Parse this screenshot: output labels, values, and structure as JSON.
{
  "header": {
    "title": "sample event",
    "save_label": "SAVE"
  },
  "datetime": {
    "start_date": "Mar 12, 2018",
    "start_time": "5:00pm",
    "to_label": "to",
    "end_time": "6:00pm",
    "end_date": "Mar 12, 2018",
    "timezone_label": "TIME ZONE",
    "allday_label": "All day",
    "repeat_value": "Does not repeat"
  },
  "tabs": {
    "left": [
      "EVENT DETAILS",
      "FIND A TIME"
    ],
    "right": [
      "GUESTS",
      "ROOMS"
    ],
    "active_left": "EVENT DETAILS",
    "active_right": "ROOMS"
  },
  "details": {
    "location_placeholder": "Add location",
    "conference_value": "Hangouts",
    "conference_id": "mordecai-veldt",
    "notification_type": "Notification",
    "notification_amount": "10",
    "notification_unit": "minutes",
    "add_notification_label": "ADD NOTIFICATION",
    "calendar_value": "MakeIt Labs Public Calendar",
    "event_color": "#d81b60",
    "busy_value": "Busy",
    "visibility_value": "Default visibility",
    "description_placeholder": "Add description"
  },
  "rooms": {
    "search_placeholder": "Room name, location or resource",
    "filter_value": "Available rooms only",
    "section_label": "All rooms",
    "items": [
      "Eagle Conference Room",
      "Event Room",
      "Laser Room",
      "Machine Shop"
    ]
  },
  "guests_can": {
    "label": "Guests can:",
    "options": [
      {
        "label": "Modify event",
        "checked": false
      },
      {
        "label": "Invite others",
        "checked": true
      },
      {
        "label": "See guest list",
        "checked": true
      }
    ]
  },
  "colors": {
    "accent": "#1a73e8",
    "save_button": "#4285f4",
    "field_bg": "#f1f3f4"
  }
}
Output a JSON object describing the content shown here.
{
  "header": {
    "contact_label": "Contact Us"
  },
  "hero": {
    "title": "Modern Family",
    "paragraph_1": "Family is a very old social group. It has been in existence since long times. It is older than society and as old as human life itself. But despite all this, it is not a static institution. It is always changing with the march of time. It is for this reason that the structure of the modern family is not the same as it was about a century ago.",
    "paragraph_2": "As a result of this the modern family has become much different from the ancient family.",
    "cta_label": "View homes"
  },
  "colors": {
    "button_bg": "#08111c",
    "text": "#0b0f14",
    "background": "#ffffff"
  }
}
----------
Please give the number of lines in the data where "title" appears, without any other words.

2